JOHANNESBURG, FEB. 17 -- Police backed by Army troops fired tear gas at blacks protesting the eviction of rent strikers in Soweto today, according to residents and antiapartheid activists who work in the township.

The authorities confirmed that clashes occurred and that tear gas had been used, but denied reports by residents that police had fired birdshot into a crowd, wounding three persons.
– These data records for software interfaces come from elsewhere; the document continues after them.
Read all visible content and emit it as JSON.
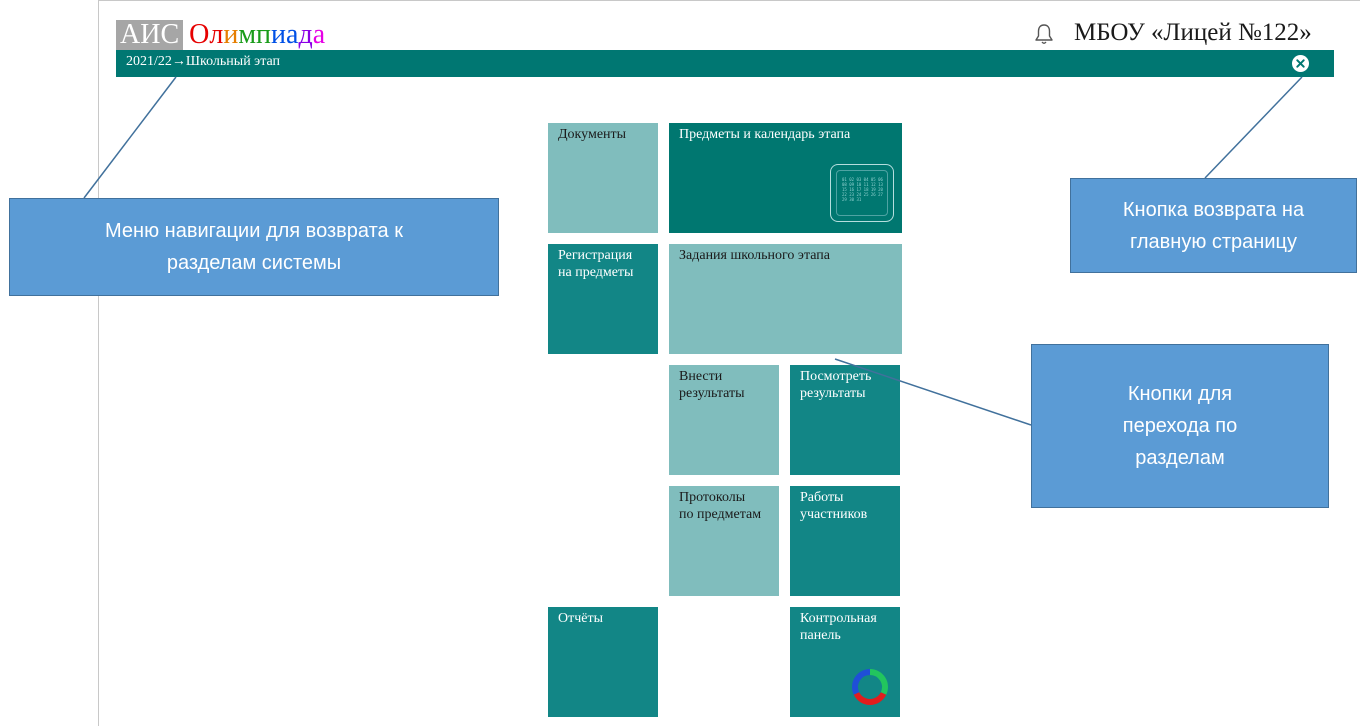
{
  "header": {
    "logo_prefix": "АИС",
    "logo_word": "Олимпиада",
    "logo_letter_colors": [
      "#e60000",
      "#e60000",
      "#e67e00",
      "#1a9c1a",
      "#1a9c1a",
      "#0050e6",
      "#0050e6",
      "#8b00e6",
      "#e600e6"
    ],
    "school_name": "МБОУ «Лицей №122»",
    "bell_icon": "bell-icon"
  },
  "navbar": {
    "breadcrumb": "2021/22→Школьный этап",
    "close_icon": "close-icon",
    "color": "#007772"
  },
  "tiles": {
    "documents": "Документы",
    "subjects_calendar": "Предметы и календарь этапа",
    "registration": "Регистрация\nна предметы",
    "tasks": "Задания школьного этапа",
    "enter_results": "Внести\nрезультаты",
    "view_results": "Посмотреть\nрезультаты",
    "protocols": "Протоколы\nпо предметам",
    "participant_works": "Работы\nучастников",
    "reports": "Отчёты",
    "control_panel": "Контрольная\nпанель"
  },
  "calendar_icon": {
    "name": "calendar-icon",
    "grid_text": "01 02 03 04 05 06\n08 09 10 11 12 13\n15 16 17 18 19 20\n22 23 24 25 26 27\n29 30 31"
  },
  "ring_icon": {
    "name": "ring-chart-icon",
    "colors": [
      "#1f4fd8",
      "#22c55e",
      "#e11d1d"
    ]
  },
  "callouts": {
    "navigation": "Меню навигации для возврата к\nразделам системы",
    "home_button": "Кнопка возврата на\nглавную страницу",
    "sections": "Кнопки для\nперехода по\nразделам"
  },
  "colors": {
    "tile_light": "#80bdbd",
    "tile_mid": "#128686",
    "tile_dark": "#007770",
    "callout": "#5b9bd5"
  }
}
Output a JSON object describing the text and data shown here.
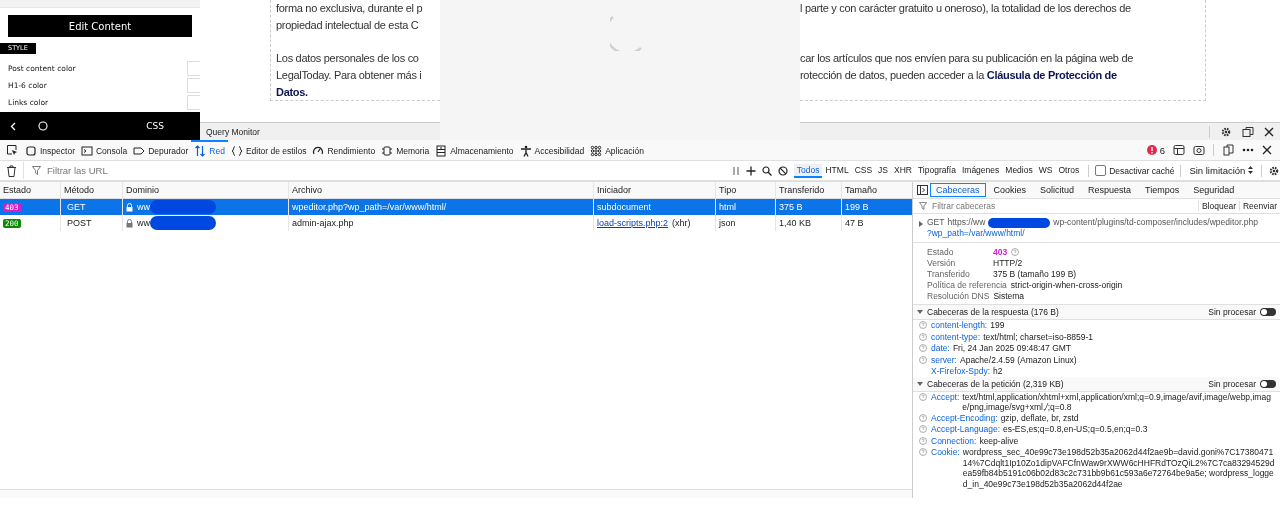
{
  "editor_panel": {
    "button": "Edit Content",
    "section": "STYLE",
    "color_options": [
      "Post content color",
      "H1-6 color",
      "Links color"
    ],
    "bottom_label": "CSS"
  },
  "article": {
    "left_paragraphs": [
      [
        "forma no exclusiva, durante el p",
        "propiedad intelectual de esta C"
      ],
      [
        "Los datos personales de los co",
        "LegalToday. Para obtener más i",
        "**Datos.**"
      ]
    ],
    "right_paragraphs": [
      [
        "l parte y con carácter gratuito u oneroso), la totalidad de los derechos de"
      ],
      [
        "car los artículos que nos envíen para su publicación en la página web de",
        "rotección de datos, pueden acceder a la **Cláusula de Protección de**"
      ]
    ]
  },
  "dock_bar": {
    "title": "Query Monitor"
  },
  "devtools": {
    "tools": [
      {
        "label": "Inspector",
        "selected": false
      },
      {
        "label": "Consola",
        "selected": false
      },
      {
        "label": "Depurador",
        "selected": false
      },
      {
        "label": "Red",
        "selected": true
      },
      {
        "label": "Editor de estilos",
        "selected": false
      },
      {
        "label": "Rendimiento",
        "selected": false
      },
      {
        "label": "Memoria",
        "selected": false
      },
      {
        "label": "Almacenamiento",
        "selected": false
      },
      {
        "label": "Accesibilidad",
        "selected": false
      },
      {
        "label": "Aplicación",
        "selected": false
      }
    ],
    "error_count": "6",
    "filter_placeholder": "Filtrar las URL",
    "type_filters": [
      {
        "label": "Todos",
        "selected": true
      },
      {
        "label": "HTML",
        "selected": false
      },
      {
        "label": "CSS",
        "selected": false
      },
      {
        "label": "JS",
        "selected": false
      },
      {
        "label": "XHR",
        "selected": false
      },
      {
        "label": "Tipografía",
        "selected": false
      },
      {
        "label": "Imágenes",
        "selected": false
      },
      {
        "label": "Medios",
        "selected": false
      },
      {
        "label": "WS",
        "selected": false
      },
      {
        "label": "Otros",
        "selected": false
      }
    ],
    "disable_cache": {
      "label": "Desactivar caché",
      "checked": false
    },
    "throttling": "Sin limitación",
    "table": {
      "columns": [
        "Estado",
        "Método",
        "Dominio",
        "Archivo",
        "Iniciador",
        "Tipo",
        "Transferido",
        "Tamaño"
      ],
      "rows": [
        {
          "status": "403",
          "color": "#d41ec8",
          "method": "GET",
          "domain": "ww",
          "file": "wpeditor.php?wp_path=/var/www/html/",
          "initiator": "subdocument",
          "initiator_note": "",
          "type": "html",
          "transferred": "375 B",
          "size": "199 B",
          "selected": true
        },
        {
          "status": "200",
          "color": "#0a8a00",
          "method": "POST",
          "domain": "ww",
          "file": "admin-ajax.php",
          "initiator": "load-scripts.php:2",
          "initiator_note": "(xhr)",
          "type": "json",
          "transferred": "1,40 KB",
          "size": "47 B",
          "selected": false
        }
      ]
    },
    "details": {
      "tabs": [
        {
          "label": "Cabeceras",
          "selected": true
        },
        {
          "label": "Cookies",
          "selected": false
        },
        {
          "label": "Solicitud",
          "selected": false
        },
        {
          "label": "Respuesta",
          "selected": false
        },
        {
          "label": "Tiempos",
          "selected": false
        },
        {
          "label": "Seguridad",
          "selected": false
        }
      ],
      "filter_placeholder": "Filtrar cabeceras",
      "actions": [
        "Bloquear",
        "Reenviar"
      ],
      "request_line": {
        "expanded": false,
        "method": "GET",
        "host": "https://ww",
        "path": "wp-content/plugins/td-composer/includes/wpeditor.php",
        "query": "?wp_path=/var/www/html/"
      },
      "summary": [
        {
          "label": "Estado",
          "value": "403",
          "kind": "status"
        },
        {
          "label": "Versión",
          "value": "HTTP/2",
          "kind": "text"
        },
        {
          "label": "Transferido",
          "value": "375 B (tamaño 199 B)",
          "kind": "text"
        },
        {
          "label": "Política de referencia",
          "value": "strict-origin-when-cross-origin",
          "kind": "text"
        },
        {
          "label": "Resolución DNS",
          "value": "Sistema",
          "kind": "text"
        }
      ],
      "sections": [
        {
          "title": "Cabeceras de la respuesta (176 B)",
          "expanded": true,
          "raw_label": "Sin procesar",
          "raw_on": false,
          "headers": [
            {
              "name": "content-length:",
              "value": "199",
              "help": true
            },
            {
              "name": "content-type:",
              "value": "text/html; charset=iso-8859-1",
              "help": true
            },
            {
              "name": "date:",
              "value": "Fri, 24 Jan 2025 09:48:47 GMT",
              "help": true
            },
            {
              "name": "server:",
              "value": "Apache/2.4.59 (Amazon Linux)",
              "help": true
            },
            {
              "name": "X-Firefox-Spdy:",
              "value": "h2",
              "help": false
            }
          ]
        },
        {
          "title": "Cabeceras de la petición (2,319 KB)",
          "expanded": true,
          "raw_label": "Sin procesar",
          "raw_on": false,
          "headers": [
            {
              "name": "Accept:",
              "value": "text/html,application/xhtml+xml,application/xml;q=0.9,image/avif,image/webp,image/png,image/svg+xml,*/*;q=0.8",
              "help": true
            },
            {
              "name": "Accept-Encoding:",
              "value": "gzip, deflate, br, zstd",
              "help": true
            },
            {
              "name": "Accept-Language:",
              "value": "es-ES,es;q=0.8,en-US;q=0.5,en;q=0.3",
              "help": true
            },
            {
              "name": "Connection:",
              "value": "keep-alive",
              "help": true
            },
            {
              "name": "Cookie:",
              "value": "wordpress_sec_40e99c73e198d52b35a2062d44f2ae9b=david.goni%7C1738047114%7Cdqlt1Ip10Zo1dipVAFCfnWaw9rXWW6cHHFRdTOzQiL2%7C7ca83294529dea59fb84b5191c06b02d83c2c731bb9b61c593a6e72764be9a5e; wordpress_logged_in_40e99c73e198d52b35a2062d44f2ae",
              "help": true
            }
          ]
        }
      ]
    }
  }
}
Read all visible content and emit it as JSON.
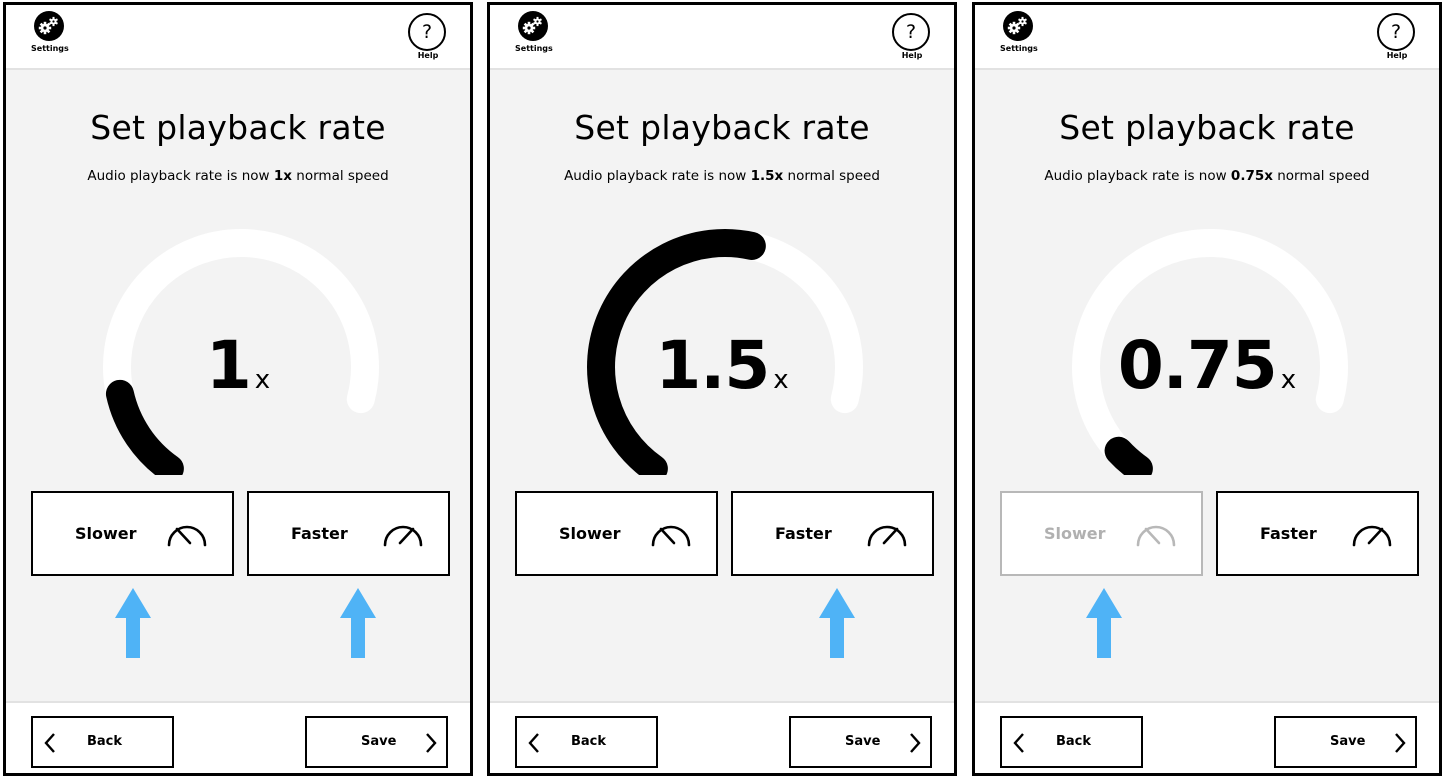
{
  "app": {
    "settings_label": "Settings",
    "help_symbol": "?",
    "help_label": "Help",
    "settings_icon": "gears-icon"
  },
  "screens": [
    {
      "title": "Set playback rate",
      "subtitle_prefix": "Audio playback rate is now ",
      "subtitle_value": "1x",
      "subtitle_suffix": " normal speed",
      "rate_value": "1",
      "rate_unit": "x",
      "gauge_level": 0.17,
      "slower": {
        "label": "Slower",
        "enabled": true,
        "icon": "speedometer-slow-icon"
      },
      "faster": {
        "label": "Faster",
        "enabled": true,
        "icon": "speedometer-fast-icon"
      },
      "arrows": [
        "slower",
        "faster"
      ],
      "back_label": "Back",
      "save_label": "Save"
    },
    {
      "title": "Set playback rate",
      "subtitle_prefix": "Audio playback rate is now ",
      "subtitle_value": "1.5x",
      "subtitle_suffix": " normal speed",
      "rate_value": "1.5",
      "rate_unit": "x",
      "gauge_level": 0.63,
      "slower": {
        "label": "Slower",
        "enabled": true,
        "icon": "speedometer-slow-icon"
      },
      "faster": {
        "label": "Faster",
        "enabled": true,
        "icon": "speedometer-fast-icon"
      },
      "arrows": [
        "faster"
      ],
      "back_label": "Back",
      "save_label": "Save"
    },
    {
      "title": "Set playback rate",
      "subtitle_prefix": "Audio playback rate is now ",
      "subtitle_value": "0.75x",
      "subtitle_suffix": " normal speed",
      "rate_value": "0.75",
      "rate_unit": "x",
      "gauge_level": 0.05,
      "slower": {
        "label": "Slower",
        "enabled": false,
        "icon": "speedometer-slow-icon"
      },
      "faster": {
        "label": "Faster",
        "enabled": true,
        "icon": "speedometer-fast-icon"
      },
      "arrows": [
        "slower"
      ],
      "back_label": "Back",
      "save_label": "Save"
    }
  ],
  "colors": {
    "accent_arrow": "#4fb3f6",
    "gauge_track": "#ffffff",
    "gauge_fill": "#000000",
    "background": "#f3f3f3",
    "disabled": "#b8b8b8"
  }
}
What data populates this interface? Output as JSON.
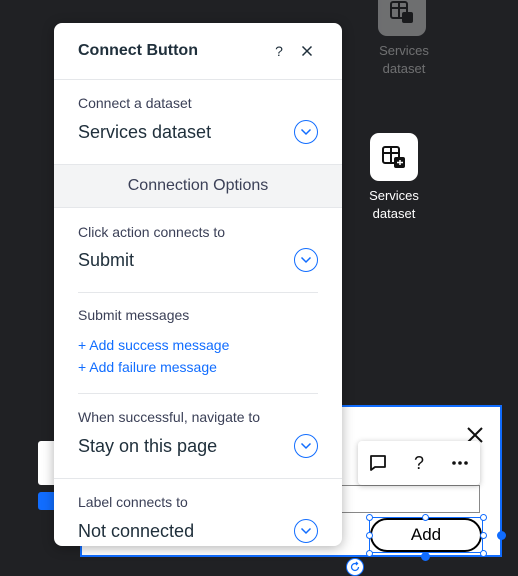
{
  "panel": {
    "title": "Connect Button",
    "help_label": "?",
    "close_label": "✕",
    "dataset": {
      "label": "Connect a dataset",
      "value": "Services dataset"
    },
    "options_header": "Connection Options",
    "click_action": {
      "label": "Click action connects to",
      "value": "Submit"
    },
    "submit_messages": {
      "label": "Submit messages",
      "add_success": "+ Add success message",
      "add_failure": "+ Add failure message"
    },
    "navigate": {
      "label": "When successful, navigate to",
      "value": "Stay on this page"
    },
    "label_conn": {
      "label": "Label connects to",
      "value": "Not connected"
    }
  },
  "canvas": {
    "dataset_icon_label_top": "Services\ndataset",
    "dataset_icon_label": "Services\ndataset",
    "button_text": "Add",
    "toolbar": {
      "help_label": "?"
    }
  },
  "colors": {
    "accent": "#116dff",
    "canvas_bg": "#202124",
    "text_dark": "#20303c"
  }
}
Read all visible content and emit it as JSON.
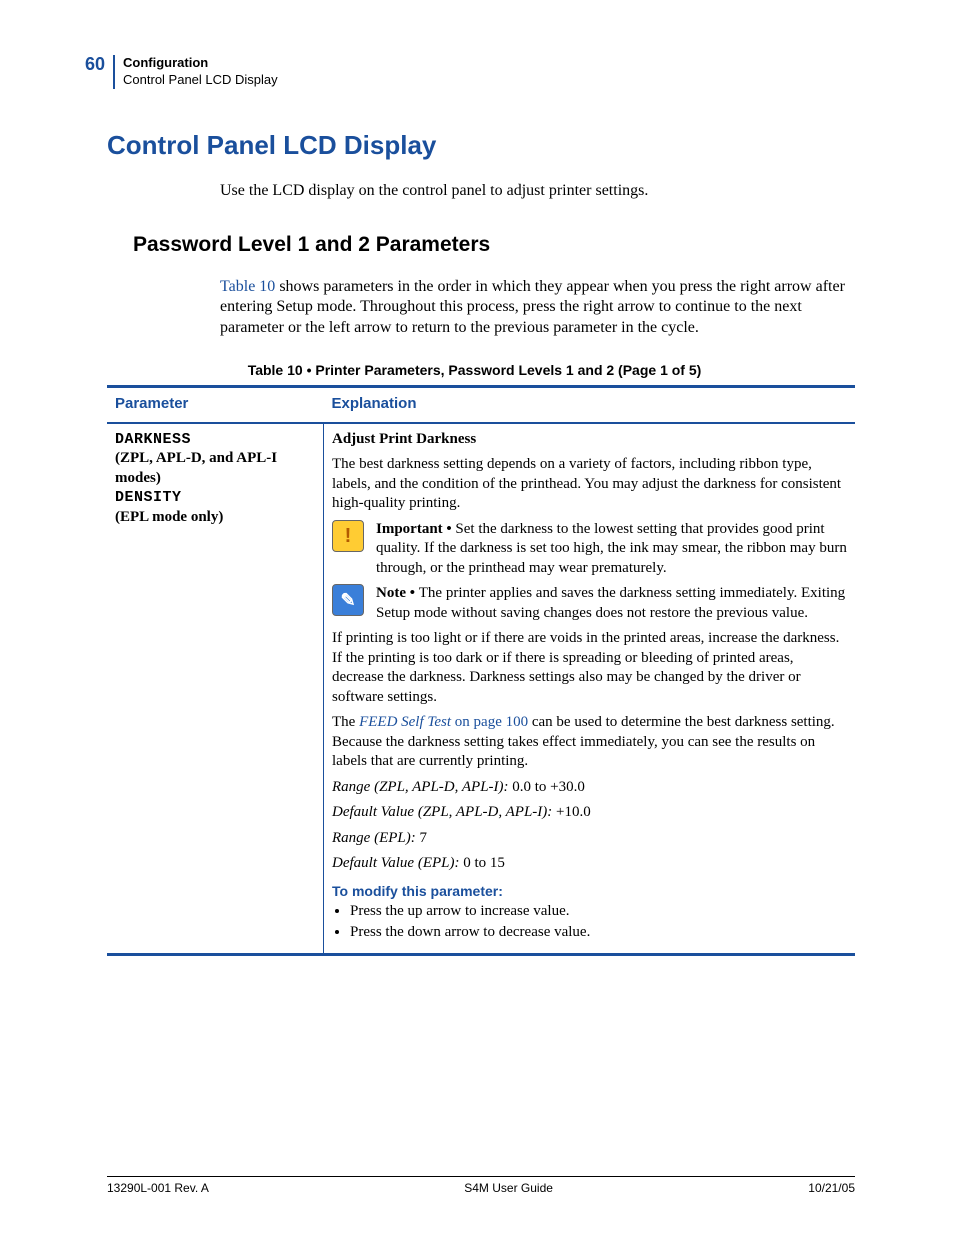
{
  "header": {
    "page_number": "60",
    "chapter": "Configuration",
    "section": "Control Panel LCD Display"
  },
  "main": {
    "title": "Control Panel LCD Display",
    "intro": "Use the LCD display on the control panel to adjust printer settings.",
    "subtitle": "Password Level 1 and 2 Parameters",
    "body_link": "Table 10",
    "body_rest": " shows parameters in the order in which they appear when you press the right arrow after entering Setup mode. Throughout this process, press the right arrow to continue to the next parameter or the left arrow to return to the previous parameter in the cycle."
  },
  "table": {
    "caption": "Table 10 • Printer Parameters, Password Levels 1 and 2 (Page 1 of 5)",
    "headers": {
      "param": "Parameter",
      "explanation": "Explanation"
    },
    "row": {
      "param": {
        "lcd1": "DARKNESS",
        "sub1": "(ZPL, APL-D, and APL-I modes)",
        "lcd2": "DENSITY",
        "sub2": "(EPL mode only)"
      },
      "exp": {
        "title": "Adjust Print Darkness",
        "p1": "The best darkness setting depends on a variety of factors, including ribbon type, labels, and the condition of the printhead. You may adjust the darkness for consistent high-quality printing.",
        "important_label": "Important • ",
        "important_text": "Set the darkness to the lowest setting that provides good print quality. If the darkness is set too high, the ink may smear, the ribbon may burn through, or the printhead may wear prematurely.",
        "note_label": "Note • ",
        "note_text": "The printer applies and saves the darkness setting immediately. Exiting Setup mode without saving changes does not restore the previous value.",
        "p2": "If printing is too light or if there are voids in the printed areas, increase the darkness. If the printing is too dark or if there is spreading or bleeding of printed areas, decrease the darkness. Darkness settings also may be changed by the driver or software settings.",
        "p3a": "The ",
        "p3link1": "FEED Self Test",
        "p3link2": " on page 100",
        "p3b": " can be used to determine the best darkness setting. Because the darkness setting takes effect immediately, you can see the results on labels that are currently printing.",
        "range1_label": "Range (ZPL, APL-D, APL-I):",
        "range1_val": " 0.0 to +30.0",
        "def1_label": "Default Value (ZPL, APL-D, APL-I):",
        "def1_val": " +10.0",
        "range2_label": "Range (EPL):",
        "range2_val": " 7",
        "def2_label": "Default Value (EPL):",
        "def2_val": " 0 to 15",
        "modify": "To modify this parameter:",
        "li1": "Press the up arrow to increase value.",
        "li2": "Press the down arrow to decrease value."
      }
    }
  },
  "footer": {
    "left": "13290L-001 Rev. A",
    "center": "S4M User Guide",
    "right": "10/21/05"
  }
}
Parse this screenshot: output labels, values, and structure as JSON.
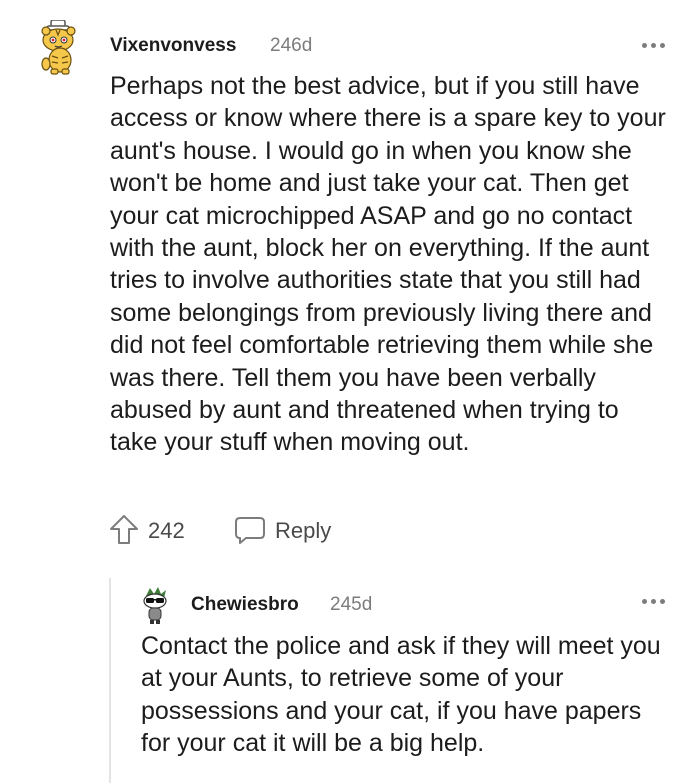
{
  "comment": {
    "username": "Vixenvonvess",
    "age": "246d",
    "body": "Perhaps not the best advice, but if you still have access or know where there is a spare key to your aunt's house. I would go in when you know she won't be home and just take your cat. Then get your cat microchipped ASAP and go no contact with the aunt, block her on everything. If the aunt tries to involve authorities state that you still had some belongings from previously living there and did not feel comfortable retrieving them while she was there. Tell them you have been verbally abused by aunt and threatened when trying to take your stuff when moving out.",
    "score": "242",
    "reply_label": "Reply",
    "avatar_icon": "tiger-snoo-avatar-icon",
    "more_icon": "more-options-icon"
  },
  "reply": {
    "username": "Chewiesbro",
    "age": "245d",
    "body": "Contact the police and ask if they will meet you at your Aunts, to retrieve some of your possessions and your cat, if you have papers for your cat it will be a big help.",
    "avatar_icon": "sunglasses-snoo-avatar-icon",
    "more_icon": "more-options-icon"
  },
  "colors": {
    "text": "#1c1c1c",
    "meta": "#7c7c7c",
    "thread_line": "#e4e4e4",
    "avatar_main": "#f5c84c"
  }
}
A police spokesman in Pretoria said an account of the incidents would be included Thursday in the daily official report on violence, and that no interim details would be released.

Police and Army troops sealed off the troubled area and prevented journalists from entering, citing emergency regulations that prohibit reporters from being within sight of security force actions.

Witnesses said some fleeing youths were chased and beaten with sjamboks, or rubber whips commonly used by the security forces, after tear gas was fired into a crowd of about 1,000 people who gathered early this morning outside the local municipal office in the White City neighborhood to protest the evictions.

It was described as one of the most serious confrontations in Soweto between black residents and the authorities since August 1986, when about 30 residents in White City and adjoining Jabavu were shot and killed in clashes that followed rent evictions.

Soweto, a sprawling black township of 2.5 million residents, was reported tense as soldiers and police in armored personnel carriers ringed White City.

Antiapartheid activists said policemen on motorcycles were patrolling the township, warning students who left their classrooms to stay away from White City. A number of residents also were reported to have stayed home from work to protest the evictions of 38 families.

A large contingent of security forces moved into the township before dawn as black municipal police began moving from house to house, demanding payment of rent arrears.

In Soweto, the country's largest black township, an estimated three-quarters of the households have refused to pay rent since June 1986 as a protest against the state of emergency and what they regard as inadequate public services.

In an effort to break the boycott, which has exacerbated the Soweto municipal government's $50 million budget deficit, authorities in November began to step up evictions, cutting off electricity to large parts of the townships and sending police to awaken rent strikers in the middle of the night.

The United Democratic Front, a coalition of groups opposed to the system of racial segregation called apartheid, condemned today's evictions, saying, "the government has created the current crisis of accommodation and land which affects millions of the {nonwhite} majority."